- **Work instructions**: Omit all pictures, then retype the data exactly as given.

BEGIN Source data

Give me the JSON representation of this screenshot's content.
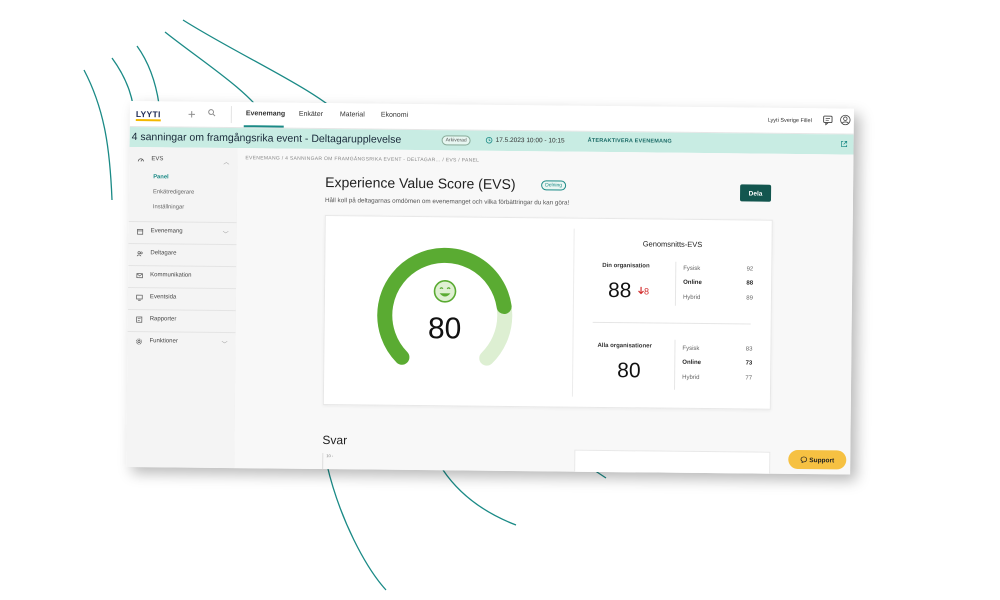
{
  "app": {
    "logo": "LYYTI",
    "nav": [
      "Evenemang",
      "Enkäter",
      "Material",
      "Ekonomi"
    ],
    "active_nav": "Evenemang",
    "org_name": "Lyyti Sverige Fillel",
    "icons": [
      "plus-icon",
      "search-icon",
      "chat-icon",
      "user-icon"
    ]
  },
  "event": {
    "title": "4 sanningar om framgångsrika event - Deltagarupplevelse",
    "status": "Arkiverad",
    "date": "17.5.2023 10:00 - 10:15",
    "reactivate": "ÅTERAKTIVERA EVENEMANG"
  },
  "sidebar": {
    "sections": [
      {
        "label": "EVS",
        "icon": "evs-icon",
        "expanded": true,
        "children": [
          "Panel",
          "Enkätredigerare",
          "Inställningar"
        ]
      },
      {
        "label": "Evenemang",
        "icon": "calendar-icon",
        "expandable": true
      },
      {
        "label": "Deltagare",
        "icon": "people-icon"
      },
      {
        "label": "Kommunikation",
        "icon": "mail-icon"
      },
      {
        "label": "Eventsida",
        "icon": "monitor-icon"
      },
      {
        "label": "Rapporter",
        "icon": "report-icon"
      },
      {
        "label": "Funktioner",
        "icon": "gear-icon",
        "expandable": true
      }
    ],
    "active_item": "Panel"
  },
  "breadcrumb": "EVENEMANG  /  4 SANNINGAR OM FRAMGÅNGSRIKA EVENT - DELTAGAR...  /  EVS  /  PANEL",
  "page": {
    "title": "Experience Value Score (EVS)",
    "badge": "Delning",
    "subtitle": "Håll koll på deltagarnas omdömen om evenemanget och vilka förbättringar du kan göra!",
    "share_button": "Dela"
  },
  "score": {
    "value": "80",
    "gauge_fraction": 0.8,
    "colors": {
      "fill": "#5aab32",
      "track": "#ddefd2"
    }
  },
  "average": {
    "title": "Genomsnitts-EVS",
    "your_org": {
      "label": "Din organisation",
      "value": "88",
      "delta": "8",
      "rows": [
        {
          "label": "Fysisk",
          "value": "92",
          "bold": false
        },
        {
          "label": "Online",
          "value": "88",
          "bold": true
        },
        {
          "label": "Hybrid",
          "value": "89",
          "bold": false
        }
      ]
    },
    "all_orgs": {
      "label": "Alla organisationer",
      "value": "80",
      "rows": [
        {
          "label": "Fysisk",
          "value": "83",
          "bold": false
        },
        {
          "label": "Online",
          "value": "73",
          "bold": true
        },
        {
          "label": "Hybrid",
          "value": "77",
          "bold": false
        }
      ]
    }
  },
  "answers": {
    "title": "Svar",
    "axis_top": "10 -"
  },
  "support_button": "Support",
  "colors": {
    "accent": "#1a8a86",
    "event_bar": "#c8ece3",
    "share_button": "#13564f",
    "support": "#f6c142",
    "delta": "#d32f2f"
  }
}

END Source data

- **Result below**:
Give me the JSON representation of this screenshot's content.
{
  "app": {
    "logo": "LYYTI",
    "nav": [
      "Evenemang",
      "Enkäter",
      "Material",
      "Ekonomi"
    ],
    "active_nav": "Evenemang",
    "org_name": "Lyyti Sverige Fillel",
    "icons": [
      "plus-icon",
      "search-icon",
      "chat-icon",
      "user-icon"
    ]
  },
  "event": {
    "title": "4 sanningar om framgångsrika event - Deltagarupplevelse",
    "status": "Arkiverad",
    "date": "17.5.2023 10:00 - 10:15",
    "reactivate": "ÅTERAKTIVERA EVENEMANG"
  },
  "sidebar": {
    "sections": [
      {
        "label": "EVS",
        "icon": "evs-icon",
        "expanded": true,
        "children": [
          "Panel",
          "Enkätredigerare",
          "Inställningar"
        ]
      },
      {
        "label": "Evenemang",
        "icon": "calendar-icon",
        "expandable": true
      },
      {
        "label": "Deltagare",
        "icon": "people-icon"
      },
      {
        "label": "Kommunikation",
        "icon": "mail-icon"
      },
      {
        "label": "Eventsida",
        "icon": "monitor-icon"
      },
      {
        "label": "Rapporter",
        "icon": "report-icon"
      },
      {
        "label": "Funktioner",
        "icon": "gear-icon",
        "expandable": true
      }
    ],
    "active_item": "Panel"
  },
  "breadcrumb": "EVENEMANG  /  4 SANNINGAR OM FRAMGÅNGSRIKA EVENT - DELTAGAR...  /  EVS  /  PANEL",
  "page": {
    "title": "Experience Value Score (EVS)",
    "badge": "Delning",
    "subtitle": "Håll koll på deltagarnas omdömen om evenemanget och vilka förbättringar du kan göra!",
    "share_button": "Dela"
  },
  "score": {
    "value": "80",
    "gauge_fraction": 0.8,
    "colors": {
      "fill": "#5aab32",
      "track": "#ddefd2"
    }
  },
  "average": {
    "title": "Genomsnitts-EVS",
    "your_org": {
      "label": "Din organisation",
      "value": "88",
      "delta": "8",
      "rows": [
        {
          "label": "Fysisk",
          "value": "92",
          "bold": false
        },
        {
          "label": "Online",
          "value": "88",
          "bold": true
        },
        {
          "label": "Hybrid",
          "value": "89",
          "bold": false
        }
      ]
    },
    "all_orgs": {
      "label": "Alla organisationer",
      "value": "80",
      "rows": [
        {
          "label": "Fysisk",
          "value": "83",
          "bold": false
        },
        {
          "label": "Online",
          "value": "73",
          "bold": true
        },
        {
          "label": "Hybrid",
          "value": "77",
          "bold": false
        }
      ]
    }
  },
  "answers": {
    "title": "Svar",
    "axis_top": "10 -"
  },
  "support_button": "Support",
  "colors": {
    "accent": "#1a8a86",
    "event_bar": "#c8ece3",
    "share_button": "#13564f",
    "support": "#f6c142",
    "delta": "#d32f2f"
  }
}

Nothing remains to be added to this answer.